  • The bully - loves to tease the one he loves and often partners with a man or boy who is free with his tears but accepting of such love. There are also the occasional turn around pieces where the bully gets bullied.
  • The cowboy - tough, rough or uncouth man with a heart of gold, alternate version.
  • The soldier - providing scandal, titillation and a touch of the master/slave, the soldier in a heart of gold hidden by regiment and strictness. Often falls for the wild or rebellious new recruit.
  • The lover or anyone worthy of love - often capable of swinging his affections between males and females and causing massive troubles and heartaches with it. Pairs with a teary or soft hearted man who plays on his sympathies enough that he's eventually captured.
  • The lover of straight men - desired the unachievable, the father figure or revels in the 'pity me' heartache. An attention seeker unaware of himself he often meets tragedy before love but love can eventually come his way when that one straight man meets him not for sex but for love.
There are many more but I won't promote underage sex (and I do mean quite underage not just "my birthday's next month" underage) or anything too violent when that violence isn't accepted or wanted (as per any other character typing there are gay characters who love or need abuse).

Another favourite gay character of mine. Belonging almost solely to the Trueblood show and not the Sookie Stackhouse books. He may be more than a tad effeminate but he's all backbone, sarcasm, determination and despair while being one of the few sane characters of them all. In such shows I definitely side with the most sane.

When writing a gay character you might like to explore more realistic characterisation but the stereotypes above aren't bad and do reflect characters similar to those found in any other type of romance or relationship based fiction. There is plenty of room for advancement but the base character traits and relationships have been well explored up to now. The readership will also include a fairly high number of females so be sure to add in lots of emotional turmoil as usually occurs in any romance.

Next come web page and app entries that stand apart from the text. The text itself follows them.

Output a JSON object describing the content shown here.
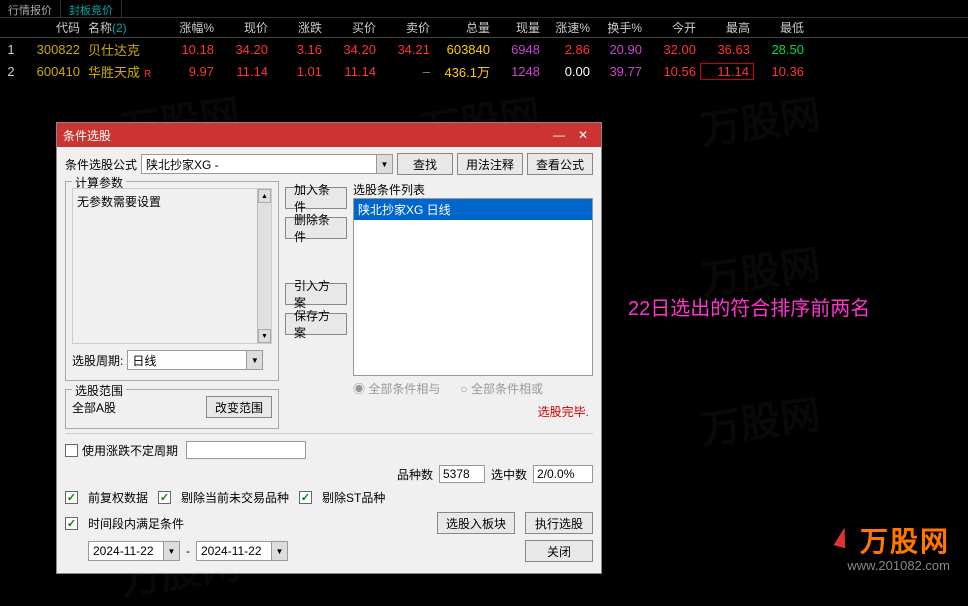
{
  "tabs": {
    "quote": "行情报价",
    "limit": "封板竞价"
  },
  "headers": {
    "code": "代码",
    "name": "名称",
    "name_count": "(2)",
    "pct": "涨幅%",
    "now": "现价",
    "chg": "涨跌",
    "bid": "买价",
    "ask": "卖价",
    "vol": "总量",
    "cvol": "现量",
    "spd": "涨速%",
    "turn": "换手%",
    "open": "今开",
    "high": "最高",
    "low": "最低"
  },
  "rows": [
    {
      "idx": "1",
      "code": "300822",
      "name": "贝仕达克",
      "tag": "",
      "pct": "10.18",
      "now": "34.20",
      "chg": "3.16",
      "bid": "34.20",
      "ask": "34.21",
      "vol": "603840",
      "cvol": "6948",
      "spd": "2.86",
      "turn": "20.90",
      "open": "32.00",
      "high": "36.63",
      "low": "28.50",
      "colors": {
        "pct": "c-red",
        "now": "c-red",
        "chg": "c-red",
        "bid": "c-red",
        "ask": "c-red",
        "vol": "c-yellow",
        "cvol": "c-purple",
        "spd": "c-red",
        "turn": "c-purple",
        "open": "c-red",
        "high": "c-red",
        "low": "c-green"
      }
    },
    {
      "idx": "2",
      "code": "600410",
      "name": "华胜天成",
      "tag": "R",
      "pct": "9.97",
      "now": "11.14",
      "chg": "1.01",
      "bid": "11.14",
      "ask": "–",
      "vol": "436.1万",
      "cvol": "1248",
      "spd": "0.00",
      "turn": "39.77",
      "open": "10.56",
      "high": "11.14",
      "low": "10.36",
      "colors": {
        "pct": "c-red",
        "now": "c-red",
        "chg": "c-red",
        "bid": "c-red",
        "ask": "c-gray",
        "vol": "c-yellow",
        "cvol": "c-purple",
        "spd": "c-white",
        "turn": "c-purple",
        "open": "c-red",
        "high": "c-red",
        "low": "c-red"
      },
      "high_border": true
    }
  ],
  "annotation": "22日选出的符合排序前两名",
  "dialog": {
    "title": "条件选股",
    "formula_label": "条件选股公式",
    "formula_value": "陕北抄家XG  -",
    "btn_find": "查找",
    "btn_usage": "用法注释",
    "btn_viewfx": "查看公式",
    "params_legend": "计算参数",
    "params_text": "无参数需要设置",
    "btn_add": "加入条件",
    "btn_del": "删除条件",
    "btn_import": "引入方案",
    "btn_save": "保存方案",
    "period_label": "选股周期:",
    "period_value": "日线",
    "range_legend": "选股范围",
    "range_value": "全部A股",
    "btn_range": "改变范围",
    "list_legend": "选股条件列表",
    "list_item": "陕北抄家XG  日线",
    "radio_and": "全部条件相与",
    "radio_or": "全部条件相或",
    "status": "选股完毕.",
    "chk_vary": "使用涨跌不定周期",
    "count_label": "品种数",
    "count_val": "5378",
    "selected_label": "选中数",
    "selected_val": "2/0.0%",
    "chk_fq": "前复权数据",
    "chk_exclude_nontrade": "剔除当前未交易品种",
    "chk_exclude_st": "剔除ST品种",
    "chk_timerange": "时间段内满足条件",
    "btn_toblock": "选股入板块",
    "btn_exec": "执行选股",
    "date_from": "2024-11-22",
    "date_to": "2024-11-22",
    "date_sep": "-",
    "btn_close": "关闭"
  },
  "watermark": {
    "brand": "万股网",
    "url": "www.201082.com",
    "ghost": "万股网"
  }
}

Like any other fiction though, the key to writing gay characters is more about creating believable men, male reasoning and male impulses. Gay men are distinct from heterosexual female characters no matter who the man is sexually attracted to. Even the cross dresser who wishes to be female will focus on the gap between the male and female while the female won't focus on it at all - they already are female. So don't write your gay characters as women because doing such is a mistake worthy of a facepalm.

I'd actually suggest that if you aren't a gay man you do a little research for yourself before tackling a gay character, just so that you can become familiar with genre trends, standard characterisation methods and the types of story lines already explored. From there you can depart from the norm or write according to the current guidelines, whichever fits your story or audience the best.

Like all other types of works, those focusing on gay characters were and are more prevalent in books, comics, anime and manga, their presence on TV taking a little longer. TV is always the last to change.

No comments:

Post a Comment